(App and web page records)

━━━━━━━━━━

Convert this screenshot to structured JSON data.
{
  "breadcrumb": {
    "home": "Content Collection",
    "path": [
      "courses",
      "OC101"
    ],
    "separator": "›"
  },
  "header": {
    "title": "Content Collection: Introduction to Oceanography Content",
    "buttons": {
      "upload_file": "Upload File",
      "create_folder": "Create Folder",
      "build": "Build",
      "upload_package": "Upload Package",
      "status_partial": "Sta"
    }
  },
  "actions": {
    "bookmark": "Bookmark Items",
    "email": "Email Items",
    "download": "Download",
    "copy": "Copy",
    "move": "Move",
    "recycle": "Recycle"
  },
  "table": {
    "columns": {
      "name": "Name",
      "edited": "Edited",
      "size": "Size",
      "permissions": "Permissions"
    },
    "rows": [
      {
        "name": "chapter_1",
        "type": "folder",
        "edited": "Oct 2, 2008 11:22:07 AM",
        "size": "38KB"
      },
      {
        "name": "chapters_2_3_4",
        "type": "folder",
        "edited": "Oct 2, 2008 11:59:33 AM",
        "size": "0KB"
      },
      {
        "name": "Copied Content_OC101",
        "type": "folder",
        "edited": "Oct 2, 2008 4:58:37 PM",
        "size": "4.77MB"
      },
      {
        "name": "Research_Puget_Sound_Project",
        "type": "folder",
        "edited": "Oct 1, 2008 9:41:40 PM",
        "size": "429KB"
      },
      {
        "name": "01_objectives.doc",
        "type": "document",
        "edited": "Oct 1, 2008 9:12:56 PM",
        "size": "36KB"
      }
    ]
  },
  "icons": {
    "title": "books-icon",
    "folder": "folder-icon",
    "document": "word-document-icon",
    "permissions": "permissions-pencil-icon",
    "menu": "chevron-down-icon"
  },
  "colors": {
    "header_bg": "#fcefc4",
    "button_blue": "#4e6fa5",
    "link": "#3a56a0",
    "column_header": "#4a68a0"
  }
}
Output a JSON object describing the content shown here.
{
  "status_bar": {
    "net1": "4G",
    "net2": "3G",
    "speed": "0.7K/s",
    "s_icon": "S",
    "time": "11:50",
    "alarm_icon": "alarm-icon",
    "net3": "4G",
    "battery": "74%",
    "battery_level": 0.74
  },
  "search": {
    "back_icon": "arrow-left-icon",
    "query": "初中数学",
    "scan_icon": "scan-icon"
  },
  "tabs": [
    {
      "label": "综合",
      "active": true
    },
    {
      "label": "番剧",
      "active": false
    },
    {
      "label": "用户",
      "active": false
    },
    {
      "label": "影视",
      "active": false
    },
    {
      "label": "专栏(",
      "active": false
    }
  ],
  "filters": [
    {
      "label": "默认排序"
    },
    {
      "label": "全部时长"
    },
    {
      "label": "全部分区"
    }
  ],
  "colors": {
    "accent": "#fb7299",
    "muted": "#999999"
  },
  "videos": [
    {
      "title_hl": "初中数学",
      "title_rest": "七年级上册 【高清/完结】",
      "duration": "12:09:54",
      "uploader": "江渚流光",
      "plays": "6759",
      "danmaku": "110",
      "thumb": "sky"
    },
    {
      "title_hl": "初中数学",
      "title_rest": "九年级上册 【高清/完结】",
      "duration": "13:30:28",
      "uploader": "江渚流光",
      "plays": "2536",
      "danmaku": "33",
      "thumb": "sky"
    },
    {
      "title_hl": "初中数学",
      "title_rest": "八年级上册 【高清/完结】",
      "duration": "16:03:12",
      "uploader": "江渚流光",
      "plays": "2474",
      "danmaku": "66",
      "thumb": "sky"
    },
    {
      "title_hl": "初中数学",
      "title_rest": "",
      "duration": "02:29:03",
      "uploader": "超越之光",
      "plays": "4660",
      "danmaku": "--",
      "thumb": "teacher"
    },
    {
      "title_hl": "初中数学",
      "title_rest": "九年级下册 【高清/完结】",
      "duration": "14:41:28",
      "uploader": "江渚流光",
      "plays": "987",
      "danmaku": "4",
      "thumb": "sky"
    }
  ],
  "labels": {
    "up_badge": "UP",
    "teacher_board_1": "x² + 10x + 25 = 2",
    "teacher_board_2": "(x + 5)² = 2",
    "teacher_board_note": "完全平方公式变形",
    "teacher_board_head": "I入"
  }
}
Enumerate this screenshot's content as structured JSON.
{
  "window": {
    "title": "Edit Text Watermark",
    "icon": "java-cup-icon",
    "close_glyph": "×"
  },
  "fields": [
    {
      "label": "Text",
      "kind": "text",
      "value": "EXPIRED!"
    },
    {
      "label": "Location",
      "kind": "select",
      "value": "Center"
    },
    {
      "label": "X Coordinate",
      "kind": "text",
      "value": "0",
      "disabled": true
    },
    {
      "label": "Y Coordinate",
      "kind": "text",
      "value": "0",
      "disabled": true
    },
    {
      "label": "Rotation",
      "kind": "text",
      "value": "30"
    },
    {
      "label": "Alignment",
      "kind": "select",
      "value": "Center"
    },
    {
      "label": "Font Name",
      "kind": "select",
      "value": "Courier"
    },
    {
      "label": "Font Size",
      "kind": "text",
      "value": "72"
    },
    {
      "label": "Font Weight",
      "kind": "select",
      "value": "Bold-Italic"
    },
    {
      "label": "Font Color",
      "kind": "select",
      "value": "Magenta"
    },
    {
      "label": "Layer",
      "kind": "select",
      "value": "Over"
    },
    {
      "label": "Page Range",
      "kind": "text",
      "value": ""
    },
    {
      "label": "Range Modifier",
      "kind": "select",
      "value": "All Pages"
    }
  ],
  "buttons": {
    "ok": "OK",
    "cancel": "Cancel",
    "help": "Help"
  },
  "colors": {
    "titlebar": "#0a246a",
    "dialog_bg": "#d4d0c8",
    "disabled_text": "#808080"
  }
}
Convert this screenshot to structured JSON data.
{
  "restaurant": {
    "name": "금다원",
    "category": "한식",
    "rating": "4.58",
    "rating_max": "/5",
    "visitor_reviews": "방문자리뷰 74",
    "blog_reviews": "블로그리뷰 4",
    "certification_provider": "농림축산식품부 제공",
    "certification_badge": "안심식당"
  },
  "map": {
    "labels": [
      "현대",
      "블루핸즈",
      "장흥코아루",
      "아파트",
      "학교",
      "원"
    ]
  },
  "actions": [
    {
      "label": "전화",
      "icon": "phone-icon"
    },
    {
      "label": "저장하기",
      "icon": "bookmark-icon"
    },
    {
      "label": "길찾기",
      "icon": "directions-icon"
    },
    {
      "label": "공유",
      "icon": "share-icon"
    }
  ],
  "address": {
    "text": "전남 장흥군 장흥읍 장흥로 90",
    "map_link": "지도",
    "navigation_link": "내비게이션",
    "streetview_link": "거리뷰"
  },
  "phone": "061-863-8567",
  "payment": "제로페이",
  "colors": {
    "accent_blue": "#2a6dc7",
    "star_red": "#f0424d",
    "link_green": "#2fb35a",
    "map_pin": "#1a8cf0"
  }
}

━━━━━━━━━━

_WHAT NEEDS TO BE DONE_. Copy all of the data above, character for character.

_RESULT OF THIS EXERCISE_.
Convert this screenshot to structured JSON data.
{
  "breadcrumb": {
    "home": "Content Collection",
    "path": [
      "courses",
      "OC101"
    ],
    "separator": "›"
  },
  "header": {
    "title": "Content Collection: Introduction to Oceanography Content",
    "buttons": {
      "upload_file": "Upload File",
      "create_folder": "Create Folder",
      "build": "Build",
      "upload_package": "Upload Package",
      "status_partial": "Sta"
    }
  },
  "actions": {
    "bookmark": "Bookmark Items",
    "email": "Email Items",
    "download": "Download",
    "copy": "Copy",
    "move": "Move",
    "recycle": "Recycle"
  },
  "table": {
    "columns": {
      "name": "Name",
      "edited": "Edited",
      "size": "Size",
      "permissions": "Permissions"
    },
    "rows": [
      {
        "name": "chapter_1",
        "type": "folder",
        "edited": "Oct 2, 2008 11:22:07 AM",
        "size": "38KB"
      },
      {
        "name": "chapters_2_3_4",
        "type": "folder",
        "edited": "Oct 2, 2008 11:59:33 AM",
        "size": "0KB"
      },
      {
        "name": "Copied Content_OC101",
        "type": "folder",
        "edited": "Oct 2, 2008 4:58:37 PM",
        "size": "4.77MB"
      },
      {
        "name": "Research_Puget_Sound_Project",
        "type": "folder",
        "edited": "Oct 1, 2008 9:41:40 PM",
        "size": "429KB"
      },
      {
        "name": "01_objectives.doc",
        "type": "document",
        "edited": "Oct 1, 2008 9:12:56 PM",
        "size": "36KB"
      }
    ]
  },
  "icons": {
    "title": "books-icon",
    "folder": "folder-icon",
    "document": "word-document-icon",
    "permissions": "permissions-pencil-icon",
    "menu": "chevron-down-icon"
  },
  "colors": {
    "header_bg": "#fcefc4",
    "button_blue": "#4e6fa5",
    "link": "#3a56a0",
    "column_header": "#4a68a0"
  }
}
Output a JSON object describing the content shown here.
{
  "status_bar": {
    "net1": "4G",
    "net2": "3G",
    "speed": "0.7K/s",
    "s_icon": "S",
    "time": "11:50",
    "alarm_icon": "alarm-icon",
    "net3": "4G",
    "battery": "74%",
    "battery_level": 0.74
  },
  "search": {
    "back_icon": "arrow-left-icon",
    "query": "初中数学",
    "scan_icon": "scan-icon"
  },
  "tabs": [
    {
      "label": "综合",
      "active": true
    },
    {
      "label": "番剧",
      "active": false
    },
    {
      "label": "用户",
      "active": false
    },
    {
      "label": "影视",
      "active": false
    },
    {
      "label": "专栏(",
      "active": false
    }
  ],
  "filters": [
    {
      "label": "默认排序"
    },
    {
      "label": "全部时长"
    },
    {
      "label": "全部分区"
    }
  ],
  "colors": {
    "accent": "#fb7299",
    "muted": "#999999"
  },
  "videos": [
    {
      "title_hl": "初中数学",
      "title_rest": "七年级上册 【高清/完结】",
      "duration": "12:09:54",
      "uploader": "江渚流光",
      "plays": "6759",
      "danmaku": "110",
      "thumb": "sky"
    },
    {
      "title_hl": "初中数学",
      "title_rest": "九年级上册 【高清/完结】",
      "duration": "13:30:28",
      "uploader": "江渚流光",
      "plays": "2536",
      "danmaku": "33",
      "thumb": "sky"
    },
    {
      "title_hl": "初中数学",
      "title_rest": "八年级上册 【高清/完结】",
      "duration": "16:03:12",
      "uploader": "江渚流光",
      "plays": "2474",
      "danmaku": "66",
      "thumb": "sky"
    },
    {
      "title_hl": "初中数学",
      "title_rest": "",
      "duration": "02:29:03",
      "uploader": "超越之光",
      "plays": "4660",
      "danmaku": "--",
      "thumb": "teacher"
    },
    {
      "title_hl": "初中数学",
      "title_rest": "九年级下册 【高清/完结】",
      "duration": "14:41:28",
      "uploader": "江渚流光",
      "plays": "987",
      "danmaku": "4",
      "thumb": "sky"
    }
  ],
  "labels": {
    "up_badge": "UP",
    "teacher_board_1": "x² + 10x + 25 = 2",
    "teacher_board_2": "(x + 5)² = 2",
    "teacher_board_note": "完全平方公式变形",
    "teacher_board_head": "I入"
  }
}
Enumerate this screenshot's content as structured JSON.
{
  "window": {
    "title": "Edit Text Watermark",
    "icon": "java-cup-icon",
    "close_glyph": "×"
  },
  "fields": [
    {
      "label": "Text",
      "kind": "text",
      "value": "EXPIRED!"
    },
    {
      "label": "Location",
      "kind": "select",
      "value": "Center"
    },
    {
      "label": "X Coordinate",
      "kind": "text",
      "value": "0",
      "disabled": true
    },
    {
      "label": "Y Coordinate",
      "kind": "text",
      "value": "0",
      "disabled": true
    },
    {
      "label": "Rotation",
      "kind": "text",
      "value": "30"
    },
    {
      "label": "Alignment",
      "kind": "select",
      "value": "Center"
    },
    {
      "label": "Font Name",
      "kind": "select",
      "value": "Courier"
    },
    {
      "label": "Font Size",
      "kind": "text",
      "value": "72"
    },
    {
      "label": "Font Weight",
      "kind": "select",
      "value": "Bold-Italic"
    },
    {
      "label": "Font Color",
      "kind": "select",
      "value": "Magenta"
    },
    {
      "label": "Layer",
      "kind": "select",
      "value": "Over"
    },
    {
      "label": "Page Range",
      "kind": "text",
      "value": ""
    },
    {
      "label": "Range Modifier",
      "kind": "select",
      "value": "All Pages"
    }
  ],
  "buttons": {
    "ok": "OK",
    "cancel": "Cancel",
    "help": "Help"
  },
  "colors": {
    "titlebar": "#0a246a",
    "dialog_bg": "#d4d0c8",
    "disabled_text": "#808080"
  }
}
Convert this screenshot to structured JSON data.
{
  "restaurant": {
    "name": "금다원",
    "category": "한식",
    "rating": "4.58",
    "rating_max": "/5",
    "visitor_reviews": "방문자리뷰 74",
    "blog_reviews": "블로그리뷰 4",
    "certification_provider": "농림축산식품부 제공",
    "certification_badge": "안심식당"
  },
  "map": {
    "labels": [
      "현대",
      "블루핸즈",
      "장흥코아루",
      "아파트",
      "학교",
      "원"
    ]
  },
  "actions": [
    {
      "label": "전화",
      "icon": "phone-icon"
    },
    {
      "label": "저장하기",
      "icon": "bookmark-icon"
    },
    {
      "label": "길찾기",
      "icon": "directions-icon"
    },
    {
      "label": "공유",
      "icon": "share-icon"
    }
  ],
  "address": {
    "text": "전남 장흥군 장흥읍 장흥로 90",
    "map_link": "지도",
    "navigation_link": "내비게이션",
    "streetview_link": "거리뷰"
  },
  "phone": "061-863-8567",
  "payment": "제로페이",
  "colors": {
    "accent_blue": "#2a6dc7",
    "star_red": "#f0424d",
    "link_green": "#2fb35a",
    "map_pin": "#1a8cf0"
  }
}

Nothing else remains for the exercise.